Cover to score for Cyril Scott's SphinxAnother possibility is Scott’s interest (like many artists and writers of the early 20th Century, such as Yeats, Algernon Blackwood, Arthur Conan Doyle) in the occult and supernatural. Some of his works, such as his 1917 opera The Alchemist, and his 1932 ballet based on Poe’s Masque of the Red Death, reveal this interest, and he also wrote books on these (and other) subjects. This is something that fell out of fashion in post-WWII culture, and may have had a distancing effect on the critical elite.

Scott’s interest in metaphysics was sparked by the pianist Evelyn Stuart, who was a Christian Scientist, and who championed his work, premiering many of his pieces, and who introduced him to his publisher. (Scott published a lot of miniature pieces for piano, of the sort that people at the time bought as, later in the century, they’d buy singles. His producing what might have been seen as populist, commercial work is cited as another potential reason for his disfavour in the post-WWII years.)
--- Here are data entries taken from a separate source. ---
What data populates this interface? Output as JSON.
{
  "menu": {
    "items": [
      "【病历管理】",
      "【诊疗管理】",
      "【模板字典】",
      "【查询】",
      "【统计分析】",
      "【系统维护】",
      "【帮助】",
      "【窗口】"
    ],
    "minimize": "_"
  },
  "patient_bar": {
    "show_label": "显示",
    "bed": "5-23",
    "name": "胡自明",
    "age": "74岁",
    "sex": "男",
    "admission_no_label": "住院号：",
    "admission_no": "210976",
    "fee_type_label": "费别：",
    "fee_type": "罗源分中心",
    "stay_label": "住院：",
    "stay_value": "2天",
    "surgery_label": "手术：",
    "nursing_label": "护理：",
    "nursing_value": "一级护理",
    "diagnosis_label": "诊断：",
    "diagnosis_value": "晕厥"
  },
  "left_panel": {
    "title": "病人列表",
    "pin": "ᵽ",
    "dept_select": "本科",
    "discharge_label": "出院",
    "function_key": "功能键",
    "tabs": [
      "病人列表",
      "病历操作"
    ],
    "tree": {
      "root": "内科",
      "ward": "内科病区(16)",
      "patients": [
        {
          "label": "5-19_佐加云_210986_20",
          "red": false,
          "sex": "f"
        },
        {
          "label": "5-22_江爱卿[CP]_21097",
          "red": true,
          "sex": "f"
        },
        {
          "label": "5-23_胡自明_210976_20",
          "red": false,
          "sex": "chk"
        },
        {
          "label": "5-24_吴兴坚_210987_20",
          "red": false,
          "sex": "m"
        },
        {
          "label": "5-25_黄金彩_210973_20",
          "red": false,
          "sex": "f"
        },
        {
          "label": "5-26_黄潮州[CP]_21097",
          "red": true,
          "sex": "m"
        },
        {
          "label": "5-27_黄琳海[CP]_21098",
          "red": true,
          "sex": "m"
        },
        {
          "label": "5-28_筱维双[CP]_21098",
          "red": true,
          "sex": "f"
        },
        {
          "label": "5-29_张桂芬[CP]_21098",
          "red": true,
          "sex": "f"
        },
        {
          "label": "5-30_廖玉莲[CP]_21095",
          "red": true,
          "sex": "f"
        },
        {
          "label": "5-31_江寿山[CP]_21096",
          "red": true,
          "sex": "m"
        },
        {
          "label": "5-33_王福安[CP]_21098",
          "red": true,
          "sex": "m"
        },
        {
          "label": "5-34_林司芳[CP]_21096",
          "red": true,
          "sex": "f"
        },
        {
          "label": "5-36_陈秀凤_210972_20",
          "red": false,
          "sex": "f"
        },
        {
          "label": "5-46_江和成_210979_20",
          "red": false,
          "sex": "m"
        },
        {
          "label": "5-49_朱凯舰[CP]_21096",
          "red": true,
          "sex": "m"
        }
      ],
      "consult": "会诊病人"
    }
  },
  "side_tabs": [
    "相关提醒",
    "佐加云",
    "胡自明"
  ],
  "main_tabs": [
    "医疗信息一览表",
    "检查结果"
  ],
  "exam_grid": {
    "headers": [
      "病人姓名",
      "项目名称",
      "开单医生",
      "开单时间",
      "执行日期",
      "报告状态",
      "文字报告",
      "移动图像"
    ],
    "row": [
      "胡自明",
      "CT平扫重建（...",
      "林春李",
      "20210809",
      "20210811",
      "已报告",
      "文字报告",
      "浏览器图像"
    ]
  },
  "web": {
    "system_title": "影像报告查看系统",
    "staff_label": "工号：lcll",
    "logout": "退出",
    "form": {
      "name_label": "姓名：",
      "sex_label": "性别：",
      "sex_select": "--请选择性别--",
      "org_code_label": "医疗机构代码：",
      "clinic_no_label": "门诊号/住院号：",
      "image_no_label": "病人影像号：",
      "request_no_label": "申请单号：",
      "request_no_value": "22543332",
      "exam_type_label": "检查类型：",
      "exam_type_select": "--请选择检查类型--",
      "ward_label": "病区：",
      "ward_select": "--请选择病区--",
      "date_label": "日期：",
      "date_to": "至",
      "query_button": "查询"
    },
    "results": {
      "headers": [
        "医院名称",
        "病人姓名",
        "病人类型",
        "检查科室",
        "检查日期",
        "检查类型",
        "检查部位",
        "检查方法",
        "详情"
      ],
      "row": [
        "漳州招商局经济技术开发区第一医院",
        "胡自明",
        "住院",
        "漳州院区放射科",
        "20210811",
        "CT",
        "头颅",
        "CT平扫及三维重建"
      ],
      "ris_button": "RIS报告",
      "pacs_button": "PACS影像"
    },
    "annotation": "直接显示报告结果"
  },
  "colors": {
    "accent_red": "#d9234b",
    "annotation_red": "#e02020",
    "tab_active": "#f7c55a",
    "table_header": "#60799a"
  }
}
But here’s that other interesting coincidence I promised (though I’m sure it is just a coincidence). In Lindsay’s novel, the fictional piano piece “Sphinx” is played by a young woman called Evelyn Sturt — one letter different from Scott’s friend, the real-life pianist Evelyn Stuart.

In Lindsay’s novel, the short piano piece is described as follows:

‘It was what used to be called a “tone-poem,” a work built round a single central idea. Evelyn evidently found its freshness attractive, for she played it with far greater sympathy and feeling than either of the Chopin pieces. Despite her protestation, she made no obvious blunders. It was quite short, in length a mere trifle, but after the first minute Nicholas grew interested and impressed. The opening was calm, measured and drowsy. One could almost see the burning sand of the desert and feel the enervating sunshine. By degrees the theme became more troubled and passionate, quietly in the beginning, but with a gradually rising storm—not physical, but of emotion—until everything was like an unsteady sea of menace and terror. Towards the end, crashing dissonances appeared, but just when he was expecting the conventional climax to come, all the theme-threads united in a sudden quietening, which almost at once took shape as an indubitable question. It could then be seen that all that had gone before had been leading the way to this question, and that what had appeared simple and understandable had been really nothing of the sort, but, on the contrary, something very mysterious and profound. . . . Half a dozen tranquil and beautiful bars brought the little piece to a conclusion. . . .’

Opening bars to Sphinx by Cyril Scott

Cyril Scott’s “Sphinx” (Opus 63) is similar in many ways. It’s reasonably short, as classical music goes (4 minutes, 27 seconds in Michael Schäfer’s recording, available digitally from Amazon UK and US), it opens quietly — in a way that immediately reminded me of the opening of one of my favourite pieces of creepy film music, Christopher Young’s spine-tingling end theme to Hellraiser — gradually rises in both intensity and dissonance (‘Mysteriously, and sustained’, the score says), then lapses back to its initial quietude.

This doesn’t, of course, mean that Lindsay was thinking of Scott’s real piece when he was writing about Lore Jensen’s fictional one — his description, after all, is a pretty obvious structure for any piece of short, mysterious music — but reading Lindsay’s prose, and listening to Scott’s composition, it’s easy to imagine it leaving you with the sense of “an indubitable question”, even if the question is only, “Did David Lindsay know this music?”

The novels Lindsay published during his lifetime have been in the public domain since 2016. After thinking someone, surely, would bring the more obscure ones out as ebooks, I gave up waiting and this week published Sphinx on Kindle and other ebook formats. Hopefully this will help make the rest of Lindsay’s work, other than just his most famous work, A Voyage to Arcturus, accessible to a wider readership.